4 4. Operating Systems Design & implementation Andrew S. Tanenbam, Albert S. Woodhull Pearson. 5. Operating System Concepts (7th Ed) by silberschatz and Galvin, Wiley, 2000. 6. Operating Systems (5th Ed) – Internals and Design Principles by William Stallings, Prentice Hall, 2000. 7. Operating System Concepts (2nd Ed) by James L. Peterson, Abraham Silberschatz, Addison – Wesley. 8. Computer Organisation and Architecture (4th Ed) by William Stallings, Prentice Hall India, 1996. 9. Modern Operating Systems by Andrew S Tanenbaum, Prentice hall Inida, 1992. 10. UNIX – Sumitabha Das 11. Unix Shell Programming – Yashwant Kanetkar, BPB publications. List of Practicals for Operating System 1. Study of Basic commands of Linux. 2. Study of Advance commands of Linux. 3. Study of current directory according to the following arguments: a. Suffix to be replaced b. Replacement suffix The script should rename each matching file name suffix with replacement suffix. For example: rename txt text will rename the file atxt to atext. However no overwriting of existing files nor renaming of the special directories . and .. is allowed. Hint: You can use the command mv to rename a file. (B) Write a BASH shell script prime which will accept a number b and display first n prime numbers in standard output. 4. Shell scripting using general-purpose utilities.
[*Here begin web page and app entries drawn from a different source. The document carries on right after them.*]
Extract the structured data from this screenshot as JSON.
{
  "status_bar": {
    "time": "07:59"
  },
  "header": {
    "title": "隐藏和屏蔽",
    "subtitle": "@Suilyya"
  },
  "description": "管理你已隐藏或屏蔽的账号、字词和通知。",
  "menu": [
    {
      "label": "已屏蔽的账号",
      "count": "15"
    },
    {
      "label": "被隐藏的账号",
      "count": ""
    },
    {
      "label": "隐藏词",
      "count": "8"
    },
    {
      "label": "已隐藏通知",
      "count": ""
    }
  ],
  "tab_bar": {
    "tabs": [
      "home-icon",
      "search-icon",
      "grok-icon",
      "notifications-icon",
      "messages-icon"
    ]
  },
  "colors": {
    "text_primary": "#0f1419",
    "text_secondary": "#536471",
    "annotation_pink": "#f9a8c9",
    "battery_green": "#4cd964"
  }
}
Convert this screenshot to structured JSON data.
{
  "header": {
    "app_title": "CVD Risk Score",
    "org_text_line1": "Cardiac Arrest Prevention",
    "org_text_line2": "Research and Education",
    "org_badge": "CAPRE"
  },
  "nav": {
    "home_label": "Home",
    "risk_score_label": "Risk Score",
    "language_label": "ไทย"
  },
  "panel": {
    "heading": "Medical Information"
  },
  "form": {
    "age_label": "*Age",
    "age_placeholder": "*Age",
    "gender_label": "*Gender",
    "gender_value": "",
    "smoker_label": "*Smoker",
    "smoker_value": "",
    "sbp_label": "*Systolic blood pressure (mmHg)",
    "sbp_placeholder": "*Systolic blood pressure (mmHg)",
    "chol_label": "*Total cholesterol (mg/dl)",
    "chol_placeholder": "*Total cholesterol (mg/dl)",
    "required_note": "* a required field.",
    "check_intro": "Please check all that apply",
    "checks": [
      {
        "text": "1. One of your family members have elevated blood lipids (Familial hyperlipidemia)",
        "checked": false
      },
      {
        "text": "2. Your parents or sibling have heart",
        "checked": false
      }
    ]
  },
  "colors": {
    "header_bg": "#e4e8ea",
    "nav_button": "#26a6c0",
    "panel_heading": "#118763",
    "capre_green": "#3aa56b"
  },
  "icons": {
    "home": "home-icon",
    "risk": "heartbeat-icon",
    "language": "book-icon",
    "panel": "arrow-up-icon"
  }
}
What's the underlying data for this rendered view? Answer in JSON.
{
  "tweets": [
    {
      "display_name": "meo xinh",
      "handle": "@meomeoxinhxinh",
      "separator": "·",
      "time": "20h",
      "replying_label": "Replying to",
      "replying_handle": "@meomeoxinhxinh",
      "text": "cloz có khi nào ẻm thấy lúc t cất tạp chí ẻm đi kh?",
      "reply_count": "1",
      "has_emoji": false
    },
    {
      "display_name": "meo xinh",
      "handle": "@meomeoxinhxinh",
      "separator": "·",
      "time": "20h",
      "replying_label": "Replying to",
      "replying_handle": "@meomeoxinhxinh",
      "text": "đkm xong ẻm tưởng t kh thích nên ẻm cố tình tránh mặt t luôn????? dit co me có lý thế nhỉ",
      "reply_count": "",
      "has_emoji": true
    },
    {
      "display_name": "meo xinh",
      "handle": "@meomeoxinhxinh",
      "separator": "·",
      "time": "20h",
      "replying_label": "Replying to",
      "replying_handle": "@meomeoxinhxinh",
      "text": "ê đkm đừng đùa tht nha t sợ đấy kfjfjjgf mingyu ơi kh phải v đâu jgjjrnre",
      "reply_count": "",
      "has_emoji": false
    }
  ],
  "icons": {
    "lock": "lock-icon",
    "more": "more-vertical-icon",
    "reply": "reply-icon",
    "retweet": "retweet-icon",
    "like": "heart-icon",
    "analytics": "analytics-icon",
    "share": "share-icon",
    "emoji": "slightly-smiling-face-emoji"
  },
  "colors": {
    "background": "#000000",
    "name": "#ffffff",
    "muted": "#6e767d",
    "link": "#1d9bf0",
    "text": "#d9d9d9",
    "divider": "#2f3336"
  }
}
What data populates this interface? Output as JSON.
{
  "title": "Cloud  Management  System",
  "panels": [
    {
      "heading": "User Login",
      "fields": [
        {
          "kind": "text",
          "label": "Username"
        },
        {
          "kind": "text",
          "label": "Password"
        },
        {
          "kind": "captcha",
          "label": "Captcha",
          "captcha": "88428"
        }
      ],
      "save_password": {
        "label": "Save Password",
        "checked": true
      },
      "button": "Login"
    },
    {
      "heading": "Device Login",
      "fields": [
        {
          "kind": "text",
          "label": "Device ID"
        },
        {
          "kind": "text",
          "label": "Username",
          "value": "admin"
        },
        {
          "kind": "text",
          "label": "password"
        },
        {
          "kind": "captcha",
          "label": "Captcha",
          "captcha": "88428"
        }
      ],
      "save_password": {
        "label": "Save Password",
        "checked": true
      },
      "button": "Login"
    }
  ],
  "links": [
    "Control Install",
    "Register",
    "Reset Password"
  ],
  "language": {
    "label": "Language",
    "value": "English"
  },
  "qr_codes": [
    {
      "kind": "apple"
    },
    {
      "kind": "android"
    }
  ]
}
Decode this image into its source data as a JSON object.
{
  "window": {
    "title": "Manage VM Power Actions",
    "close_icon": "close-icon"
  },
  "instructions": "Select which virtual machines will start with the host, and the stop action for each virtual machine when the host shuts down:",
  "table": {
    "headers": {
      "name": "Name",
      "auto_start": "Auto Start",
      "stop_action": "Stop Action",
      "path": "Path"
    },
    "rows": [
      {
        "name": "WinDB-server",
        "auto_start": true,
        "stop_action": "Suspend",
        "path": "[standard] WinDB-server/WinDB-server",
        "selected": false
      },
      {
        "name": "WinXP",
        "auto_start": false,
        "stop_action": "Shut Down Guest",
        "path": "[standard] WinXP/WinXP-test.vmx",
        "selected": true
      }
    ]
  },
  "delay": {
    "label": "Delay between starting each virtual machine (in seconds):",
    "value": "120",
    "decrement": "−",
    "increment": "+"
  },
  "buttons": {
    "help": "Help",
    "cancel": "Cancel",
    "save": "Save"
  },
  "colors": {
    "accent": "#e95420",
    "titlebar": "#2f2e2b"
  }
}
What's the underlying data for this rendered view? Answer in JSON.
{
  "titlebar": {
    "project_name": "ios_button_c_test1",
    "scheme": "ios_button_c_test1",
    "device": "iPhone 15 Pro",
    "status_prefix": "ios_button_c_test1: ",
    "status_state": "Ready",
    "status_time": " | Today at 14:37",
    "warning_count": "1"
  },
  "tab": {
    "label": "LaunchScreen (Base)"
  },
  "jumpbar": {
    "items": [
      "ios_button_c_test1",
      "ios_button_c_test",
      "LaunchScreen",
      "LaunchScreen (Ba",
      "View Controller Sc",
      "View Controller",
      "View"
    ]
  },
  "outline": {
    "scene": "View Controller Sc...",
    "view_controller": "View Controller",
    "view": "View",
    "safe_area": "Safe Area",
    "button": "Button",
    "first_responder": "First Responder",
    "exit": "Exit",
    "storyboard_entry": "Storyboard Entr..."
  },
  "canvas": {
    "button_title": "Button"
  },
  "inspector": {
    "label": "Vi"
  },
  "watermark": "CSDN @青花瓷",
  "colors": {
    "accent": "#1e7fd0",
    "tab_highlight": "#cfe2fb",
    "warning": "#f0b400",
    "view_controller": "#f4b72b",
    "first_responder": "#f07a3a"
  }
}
Eg. A) Write a menu driven shell script which will print the following menu and execute the given task to display result on standard output. MENU 1. Display calendar of current month 2. Display today’s date and time 3. Display usernames those are currently logged in the system 4. Display your name at given x, y position 5. Display your terminal number 6. Exit 5. Shell programming using filters (including grep, egrep, fgrep)